Stored items:
___

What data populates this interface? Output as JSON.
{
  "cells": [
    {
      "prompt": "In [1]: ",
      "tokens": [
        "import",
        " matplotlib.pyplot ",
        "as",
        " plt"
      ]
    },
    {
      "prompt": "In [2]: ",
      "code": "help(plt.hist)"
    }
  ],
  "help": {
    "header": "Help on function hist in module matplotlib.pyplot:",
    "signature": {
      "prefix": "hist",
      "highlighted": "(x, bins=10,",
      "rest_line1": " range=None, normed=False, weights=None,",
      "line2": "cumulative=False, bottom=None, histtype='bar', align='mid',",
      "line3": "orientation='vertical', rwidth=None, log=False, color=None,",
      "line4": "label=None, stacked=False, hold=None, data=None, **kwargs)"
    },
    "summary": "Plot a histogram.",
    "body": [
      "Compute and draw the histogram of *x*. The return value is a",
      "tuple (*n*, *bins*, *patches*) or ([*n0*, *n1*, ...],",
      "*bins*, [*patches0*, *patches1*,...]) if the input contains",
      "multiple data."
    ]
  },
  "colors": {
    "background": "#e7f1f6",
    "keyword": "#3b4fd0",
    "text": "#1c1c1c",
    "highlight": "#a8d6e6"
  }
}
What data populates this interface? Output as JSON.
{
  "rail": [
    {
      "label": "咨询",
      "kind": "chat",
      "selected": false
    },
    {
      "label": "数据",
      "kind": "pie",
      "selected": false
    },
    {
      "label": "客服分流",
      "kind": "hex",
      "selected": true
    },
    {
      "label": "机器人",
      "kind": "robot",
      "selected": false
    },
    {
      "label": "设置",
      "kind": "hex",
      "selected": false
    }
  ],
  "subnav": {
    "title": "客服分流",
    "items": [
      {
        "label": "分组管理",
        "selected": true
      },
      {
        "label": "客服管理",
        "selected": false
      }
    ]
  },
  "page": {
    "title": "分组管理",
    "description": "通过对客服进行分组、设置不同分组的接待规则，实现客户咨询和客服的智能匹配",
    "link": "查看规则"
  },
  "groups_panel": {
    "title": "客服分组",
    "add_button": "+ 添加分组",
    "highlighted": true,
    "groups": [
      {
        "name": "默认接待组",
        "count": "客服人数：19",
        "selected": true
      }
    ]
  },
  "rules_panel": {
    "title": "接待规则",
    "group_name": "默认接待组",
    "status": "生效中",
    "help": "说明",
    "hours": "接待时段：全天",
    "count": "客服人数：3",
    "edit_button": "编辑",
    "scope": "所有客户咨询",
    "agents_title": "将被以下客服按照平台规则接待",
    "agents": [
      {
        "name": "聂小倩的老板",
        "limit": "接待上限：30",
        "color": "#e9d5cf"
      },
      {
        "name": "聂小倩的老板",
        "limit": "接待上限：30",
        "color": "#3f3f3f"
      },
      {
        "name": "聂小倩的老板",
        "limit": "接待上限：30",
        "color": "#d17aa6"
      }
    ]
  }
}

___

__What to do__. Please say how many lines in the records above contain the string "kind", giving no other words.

__Result__. 5